WORK INSTRUCTION
How many lines in these records hold the string "those"? State only that number.
[[ EXERCISE INPUT open ]]
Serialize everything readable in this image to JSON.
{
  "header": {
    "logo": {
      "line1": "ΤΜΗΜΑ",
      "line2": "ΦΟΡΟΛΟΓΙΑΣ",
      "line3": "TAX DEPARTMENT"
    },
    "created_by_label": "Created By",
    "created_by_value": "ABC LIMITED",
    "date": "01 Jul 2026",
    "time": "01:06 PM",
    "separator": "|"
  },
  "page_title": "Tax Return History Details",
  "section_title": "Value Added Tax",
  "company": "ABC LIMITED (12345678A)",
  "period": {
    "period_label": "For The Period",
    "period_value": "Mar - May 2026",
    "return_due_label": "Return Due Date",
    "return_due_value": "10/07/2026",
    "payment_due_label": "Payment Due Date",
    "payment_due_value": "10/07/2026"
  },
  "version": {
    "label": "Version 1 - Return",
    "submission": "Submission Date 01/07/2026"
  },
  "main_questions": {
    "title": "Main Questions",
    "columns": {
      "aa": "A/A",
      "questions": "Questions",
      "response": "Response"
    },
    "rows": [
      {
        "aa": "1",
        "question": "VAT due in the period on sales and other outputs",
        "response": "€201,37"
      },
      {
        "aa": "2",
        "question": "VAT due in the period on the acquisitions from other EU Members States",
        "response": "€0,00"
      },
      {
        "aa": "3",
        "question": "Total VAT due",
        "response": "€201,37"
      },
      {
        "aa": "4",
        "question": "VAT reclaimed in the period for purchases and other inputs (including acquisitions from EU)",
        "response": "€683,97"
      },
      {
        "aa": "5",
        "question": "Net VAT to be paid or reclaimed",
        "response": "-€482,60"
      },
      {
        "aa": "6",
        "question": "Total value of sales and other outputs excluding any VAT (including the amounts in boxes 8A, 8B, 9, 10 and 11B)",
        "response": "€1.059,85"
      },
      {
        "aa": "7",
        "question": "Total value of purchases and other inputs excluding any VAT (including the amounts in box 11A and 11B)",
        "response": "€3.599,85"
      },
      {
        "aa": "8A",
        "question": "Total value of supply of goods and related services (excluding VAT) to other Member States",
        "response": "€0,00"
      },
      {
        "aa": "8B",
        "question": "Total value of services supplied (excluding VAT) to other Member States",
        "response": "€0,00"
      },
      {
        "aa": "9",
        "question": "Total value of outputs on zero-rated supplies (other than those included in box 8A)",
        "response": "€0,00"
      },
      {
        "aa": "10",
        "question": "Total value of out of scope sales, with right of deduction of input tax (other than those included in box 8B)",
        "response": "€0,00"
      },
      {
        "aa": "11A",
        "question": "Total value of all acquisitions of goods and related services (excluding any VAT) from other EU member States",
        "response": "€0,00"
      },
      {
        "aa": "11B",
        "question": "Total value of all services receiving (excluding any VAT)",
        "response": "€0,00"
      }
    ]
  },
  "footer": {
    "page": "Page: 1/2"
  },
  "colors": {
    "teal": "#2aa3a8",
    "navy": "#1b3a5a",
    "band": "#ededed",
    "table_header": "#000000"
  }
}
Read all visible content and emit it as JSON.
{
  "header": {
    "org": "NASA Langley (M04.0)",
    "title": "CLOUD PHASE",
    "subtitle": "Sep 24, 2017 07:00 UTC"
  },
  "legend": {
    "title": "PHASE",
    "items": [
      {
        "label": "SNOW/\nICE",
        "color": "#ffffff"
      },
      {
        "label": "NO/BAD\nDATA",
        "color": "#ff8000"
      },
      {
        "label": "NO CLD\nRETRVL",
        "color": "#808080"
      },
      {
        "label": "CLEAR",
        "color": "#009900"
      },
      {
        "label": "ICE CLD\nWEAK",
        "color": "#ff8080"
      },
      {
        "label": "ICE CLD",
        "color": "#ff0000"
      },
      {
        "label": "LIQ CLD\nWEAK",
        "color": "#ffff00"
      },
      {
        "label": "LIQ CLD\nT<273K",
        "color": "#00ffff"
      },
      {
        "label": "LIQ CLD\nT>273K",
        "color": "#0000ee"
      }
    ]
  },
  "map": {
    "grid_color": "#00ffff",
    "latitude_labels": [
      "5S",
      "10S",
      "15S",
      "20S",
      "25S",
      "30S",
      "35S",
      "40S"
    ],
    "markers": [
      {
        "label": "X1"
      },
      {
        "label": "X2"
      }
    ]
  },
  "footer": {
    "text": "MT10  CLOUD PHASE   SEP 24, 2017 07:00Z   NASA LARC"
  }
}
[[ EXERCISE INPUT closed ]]
EXPECTED ANSWER
2